If you missed the first one, you can read it here :http://businessbuildingbooks.com/quick-and-easy-ways-to-select-the-perfect-book-topic-part-1-of-3/
Step 2: Once you have a clear idea of what problem your book solves for your readers, write down the steps you will teach in your book. Then put them in a logical order for the reader from easy to more difficult or from start to finish. This sequence is the learning path you will share with your readers in your book.
For example, for the book on interviewing skills for managers, the learning path could look like this:
- How to screen applications so you select the top candidates for interviews
- Preparing a set of standard questions before the interview
- How to read applicant’s body language for clues about her attitude
- Asking follow-up questions to probe for initiative and responsibility
- Checking references to get the real scoop on workplace behavior

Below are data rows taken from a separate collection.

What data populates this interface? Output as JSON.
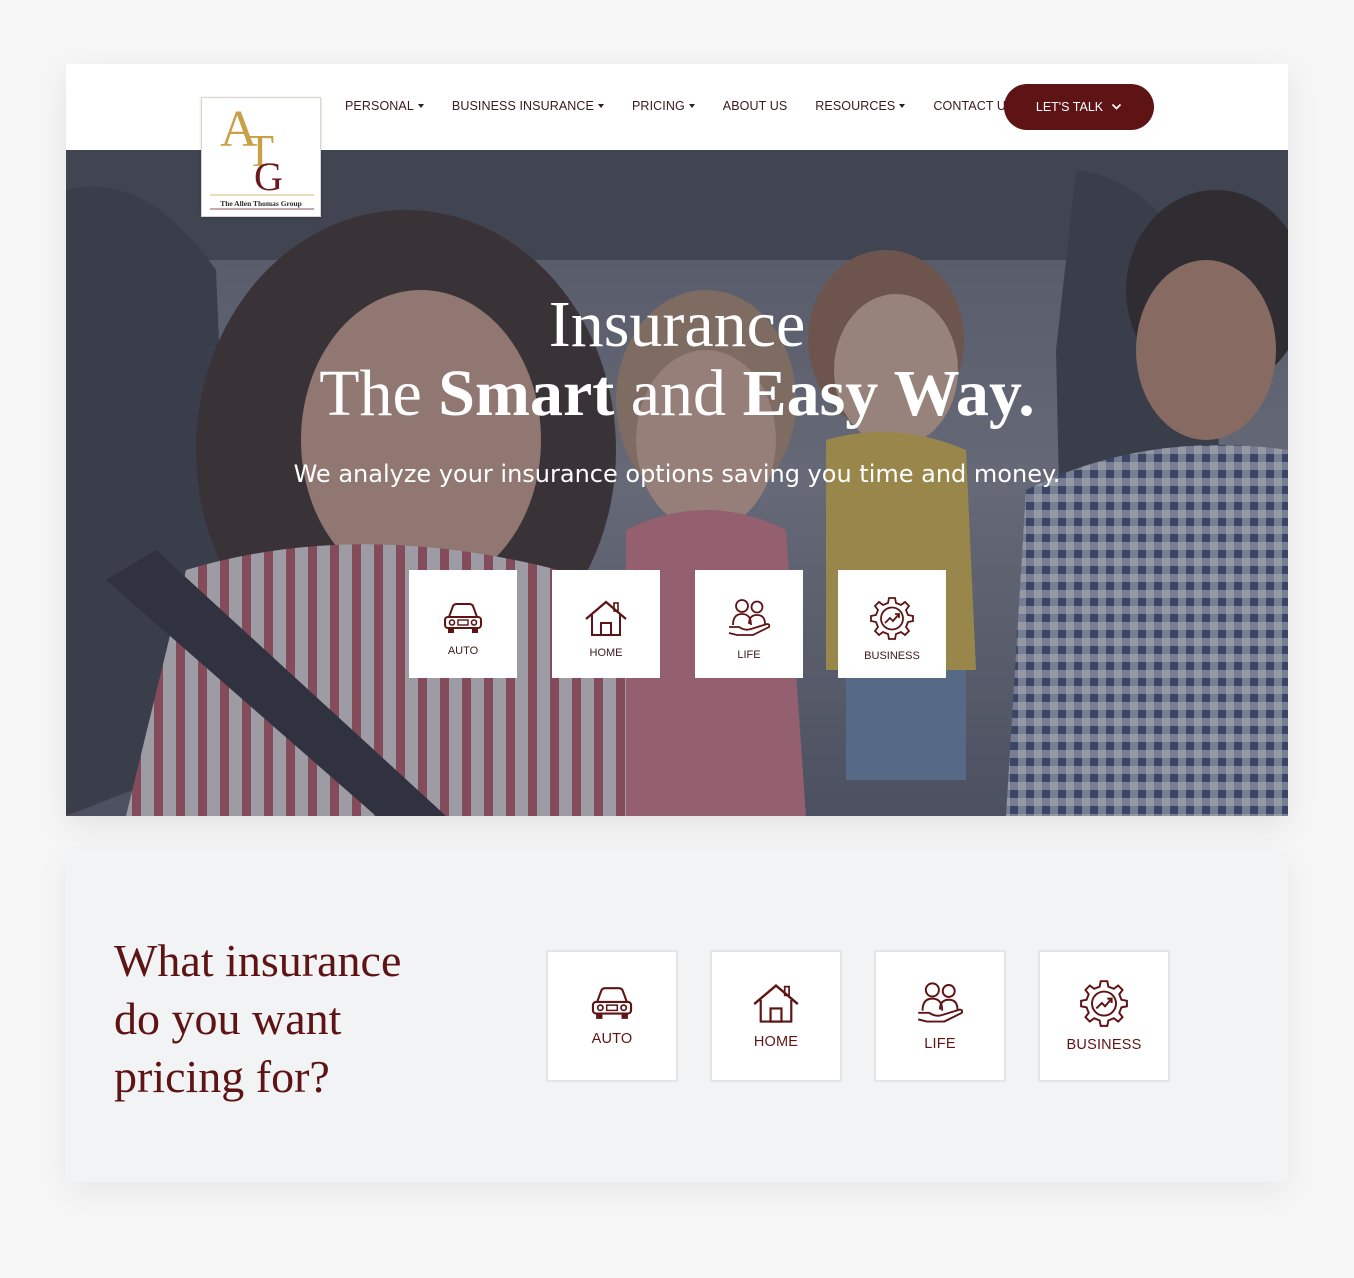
{
  "brand": {
    "logo_caption": "The Allen Thomas Group",
    "logo_monogram": "ATG",
    "primary_color": "#5e1314",
    "gold_color": "#c8a048"
  },
  "nav": {
    "items": [
      {
        "label": "PERSONAL",
        "dropdown": true
      },
      {
        "label": "BUSINESS INSURANCE",
        "dropdown": true
      },
      {
        "label": "PRICING",
        "dropdown": true
      },
      {
        "label": "ABOUT US",
        "dropdown": false
      },
      {
        "label": "RESOURCES",
        "dropdown": true
      },
      {
        "label": "CONTACT US",
        "dropdown": false
      }
    ],
    "cta_label": "LET'S TALK",
    "cta_icon": "chevron-down-icon"
  },
  "hero": {
    "line1": "Insurance",
    "line2_a": "The ",
    "line2_b": "Smart",
    "line2_c": " and ",
    "line2_d": "Easy Way.",
    "subtitle": "We analyze your insurance options saving you time and money.",
    "tiles": [
      {
        "label": "AUTO",
        "icon": "car-icon"
      },
      {
        "label": "HOME",
        "icon": "house-icon"
      },
      {
        "label": "LIFE",
        "icon": "family-hand-icon"
      },
      {
        "label": "BUSINESS",
        "icon": "gear-chart-icon"
      }
    ]
  },
  "pricing": {
    "heading": "What insurance do you want pricing for?",
    "tiles": [
      {
        "label": "AUTO",
        "icon": "car-icon"
      },
      {
        "label": "HOME",
        "icon": "house-icon"
      },
      {
        "label": "LIFE",
        "icon": "family-hand-icon"
      },
      {
        "label": "BUSINESS",
        "icon": "gear-chart-icon"
      }
    ]
  }
}
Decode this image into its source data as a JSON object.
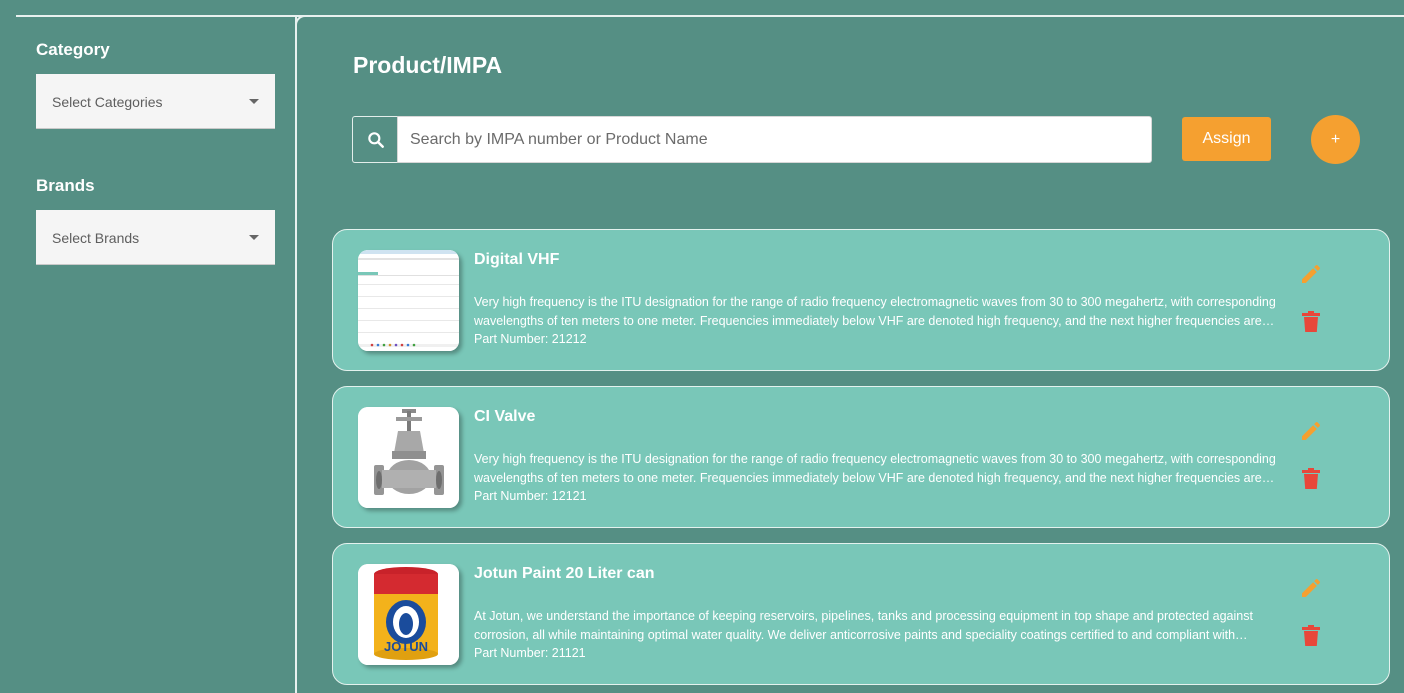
{
  "sidebar": {
    "category": {
      "label": "Category",
      "placeholder": "Select Categories"
    },
    "brands": {
      "label": "Brands",
      "placeholder": "Select Brands"
    }
  },
  "main": {
    "title": "Product/IMPA",
    "search": {
      "placeholder": "Search by IMPA number or Product Name"
    },
    "assign_label": "Assign",
    "add_label": "+"
  },
  "products": [
    {
      "name": "Digital VHF",
      "description": "Very high frequency is the ITU designation for the range of radio frequency electromagnetic waves from 30 to 300 megahertz, with corresponding wavelengths of ten meters to one meter. Frequencies immediately below VHF are denoted high frequency, and the next higher frequencies are known as ultra high frequency.",
      "part_number": "Part Number: 21212"
    },
    {
      "name": "CI Valve",
      "description": "Very high frequency is the ITU designation for the range of radio frequency electromagnetic waves from 30 to 300 megahertz, with corresponding wavelengths of ten meters to one meter. Frequencies immediately below VHF are denoted high frequency, and the next higher frequencies are known as ultra high frequency.",
      "part_number": "Part Number: 12121"
    },
    {
      "name": "Jotun Paint 20 Liter can",
      "description": "At Jotun, we understand the importance of keeping reservoirs, pipelines, tanks and processing equipment in top shape and protected against corrosion, all while maintaining optimal water quality. We deliver anticorrosive paints and speciality coatings certified to and compliant with international standards.",
      "part_number": "Part Number: 21121"
    }
  ],
  "paint_label": "JOTUN",
  "colors": {
    "background": "#558f84",
    "card": "#79c7b8",
    "accent": "#f5a030",
    "delete": "#e8473a"
  },
  "icons": {
    "search": "search-icon",
    "edit": "pencil-icon",
    "delete": "trash-icon",
    "dropdown": "caret-down-icon"
  }
}
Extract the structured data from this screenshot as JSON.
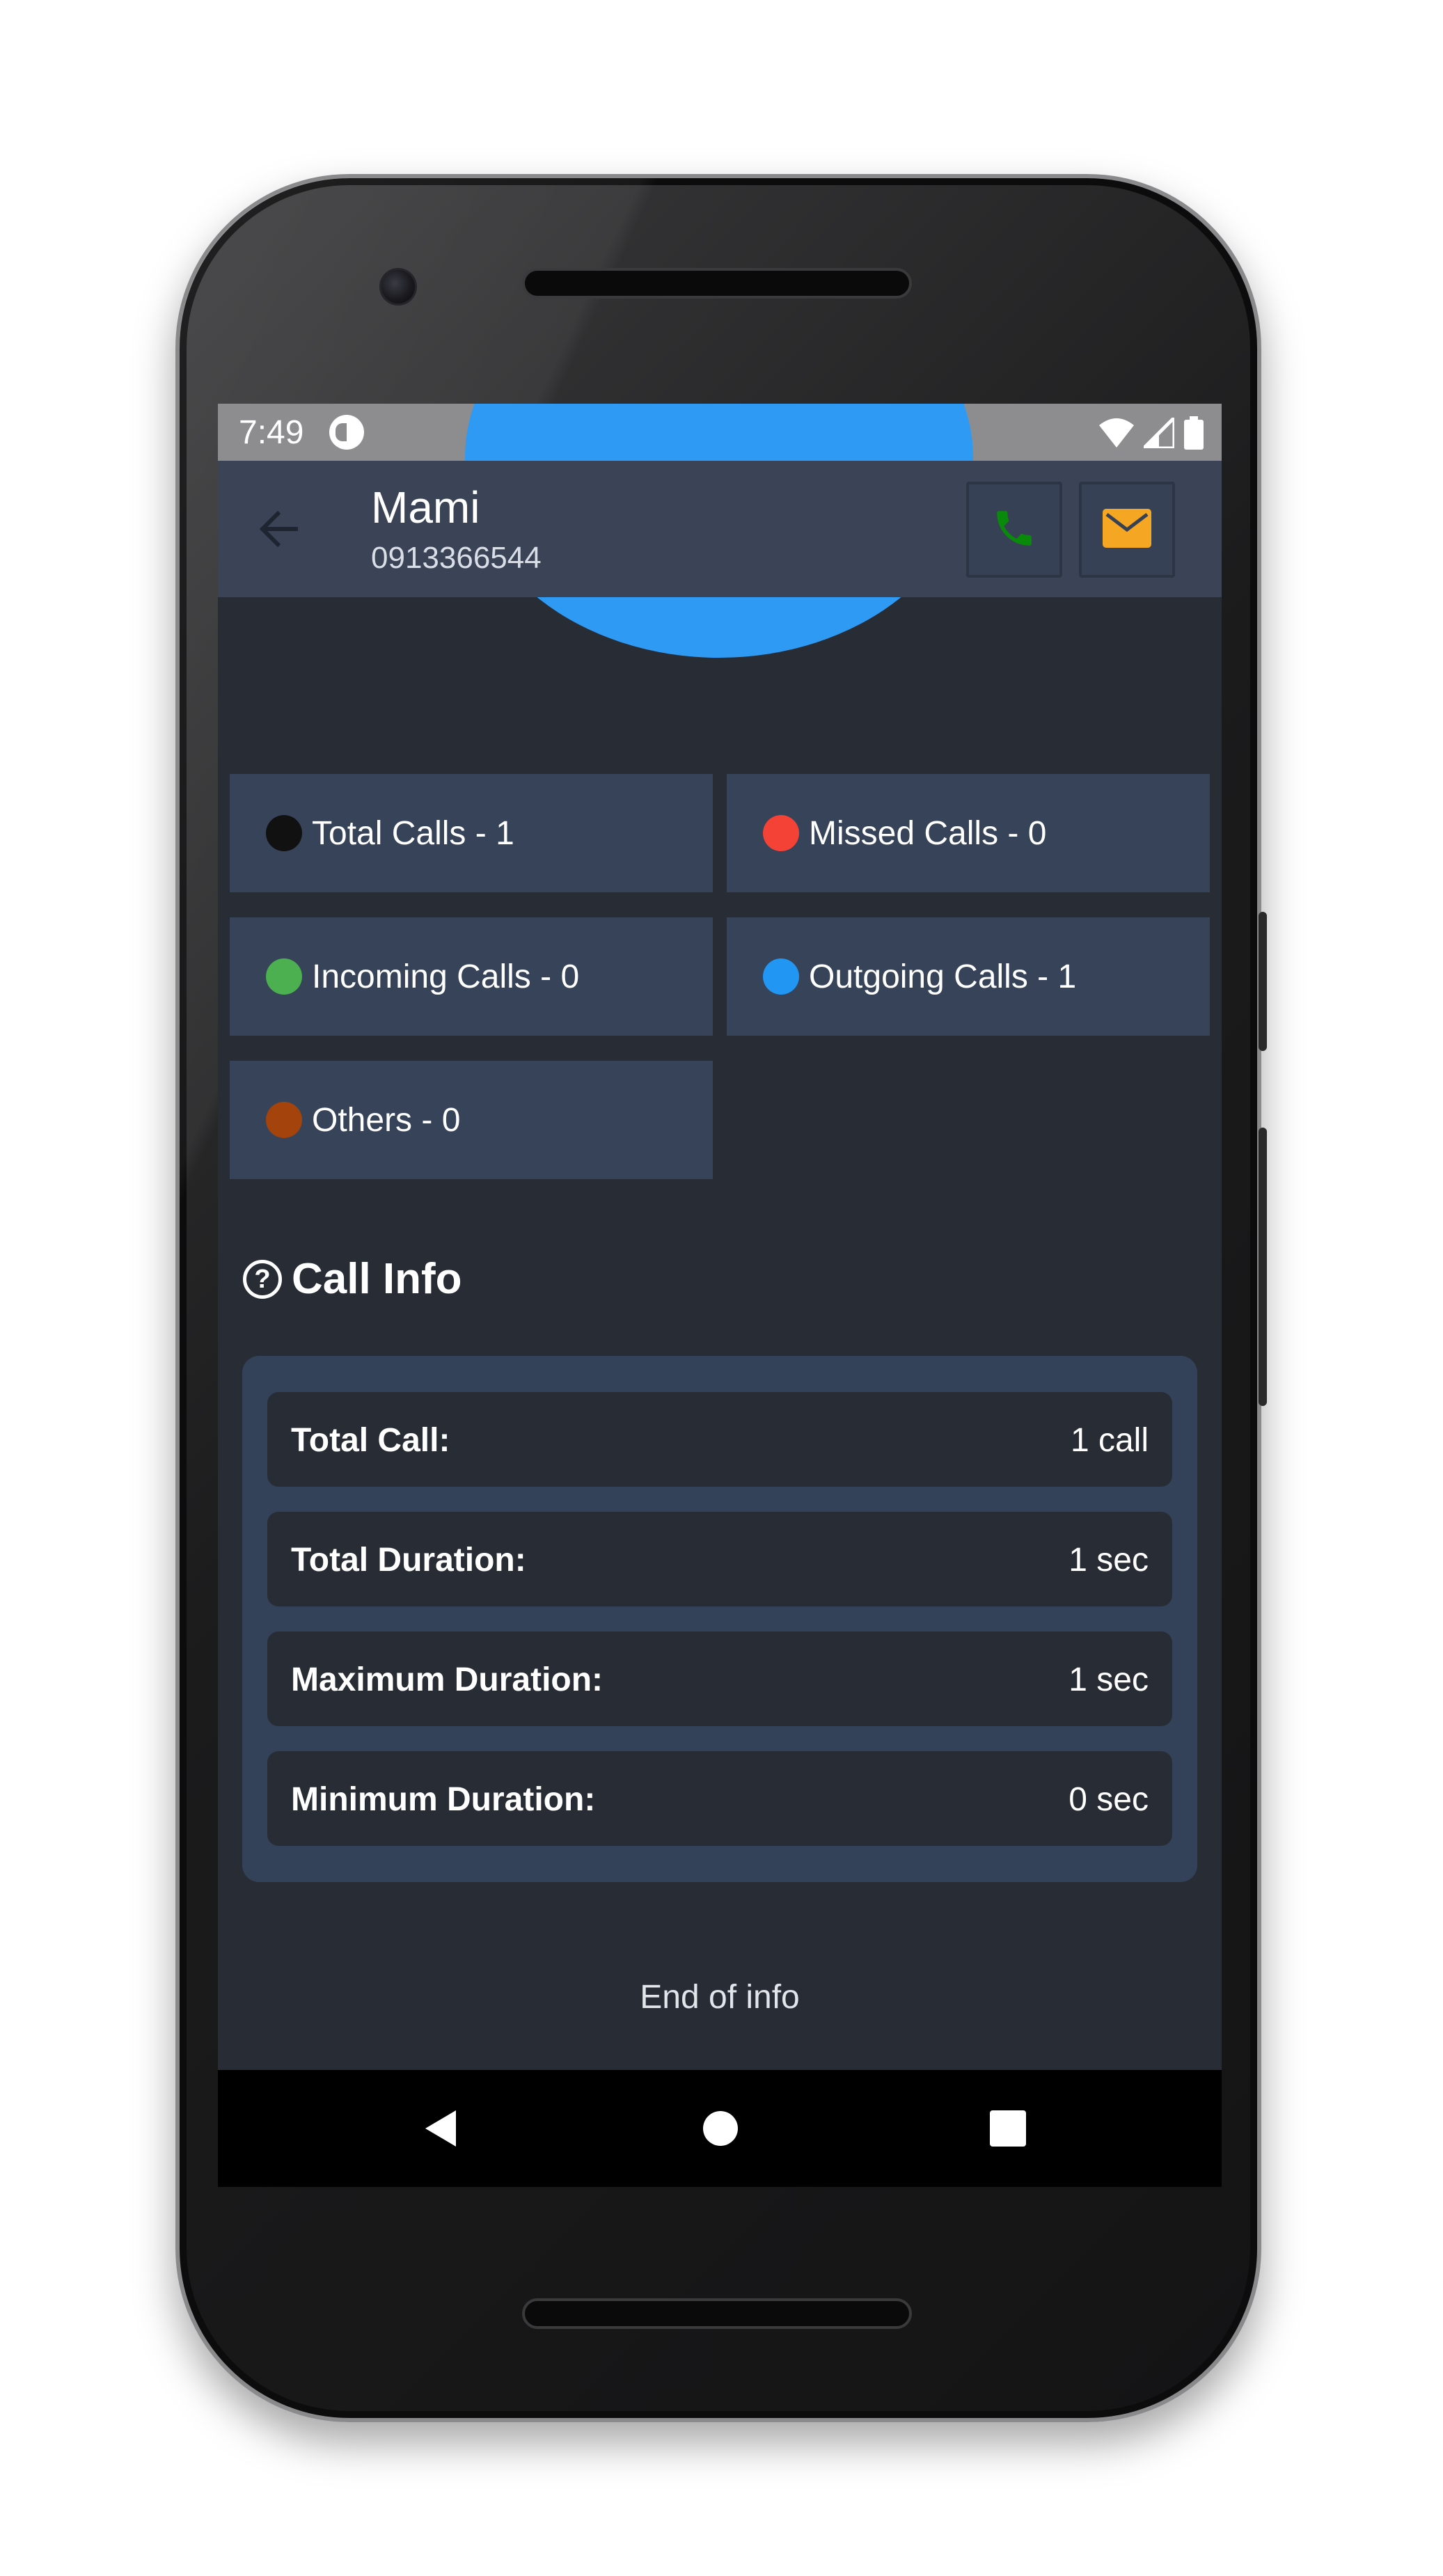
{
  "status_bar": {
    "time": "7:49",
    "icons": [
      "app-notification-icon",
      "wifi-icon",
      "signal-icon",
      "battery-icon"
    ]
  },
  "app_bar": {
    "contact_name": "Mami",
    "contact_number": "0913366544",
    "actions": [
      "phone-icon",
      "mail-icon"
    ],
    "colors": {
      "phone": "#0a8a0a",
      "mail": "#f5a623"
    }
  },
  "stats": [
    {
      "label": "Total Calls - 1",
      "color": "#111111"
    },
    {
      "label": "Missed Calls - 0",
      "color": "#f44336"
    },
    {
      "label": "Incoming Calls - 0",
      "color": "#4caf50"
    },
    {
      "label": "Outgoing Calls - 1",
      "color": "#2196f3"
    },
    {
      "label": "Others - 0",
      "color": "#a5430d"
    }
  ],
  "call_info": {
    "title": "Call Info",
    "rows": [
      {
        "label": "Total Call:",
        "value": "1 call"
      },
      {
        "label": "Total Duration:",
        "value": "1 sec"
      },
      {
        "label": "Maximum Duration:",
        "value": "1 sec"
      },
      {
        "label": "Minimum Duration:",
        "value": "0 sec"
      }
    ]
  },
  "footer": {
    "text": "End of info"
  },
  "nav_bar": {
    "buttons": [
      "back-icon",
      "home-icon",
      "recents-icon"
    ]
  }
}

Notice how this learning path follows a logical progression with the information presented in the same sequence someone would use to prepare for an interview. It’s important that the steps you present in your learning path follow a logical, step-by-step progression so that it is easy for your reader to implement the steps. A confused reader won’t finish your book.
Your problem/benefit statement and learning path should fit easily on one piece of paper. It is designed to be a visual guide to help you stay true to the purpose of your book while you are writing it. It will also become the bones of your table of contents.
Once you’ve finished this exercise and have a one page summary of your book, post it where you can see it as you write. Use it as a guide to help you sort your ideas as they develop. The next time you are overwhelmed with a myriad of ideas for your book, you can compare each idea to the learning path and see if that idea belongs in the book or if you want to save it for another purpose.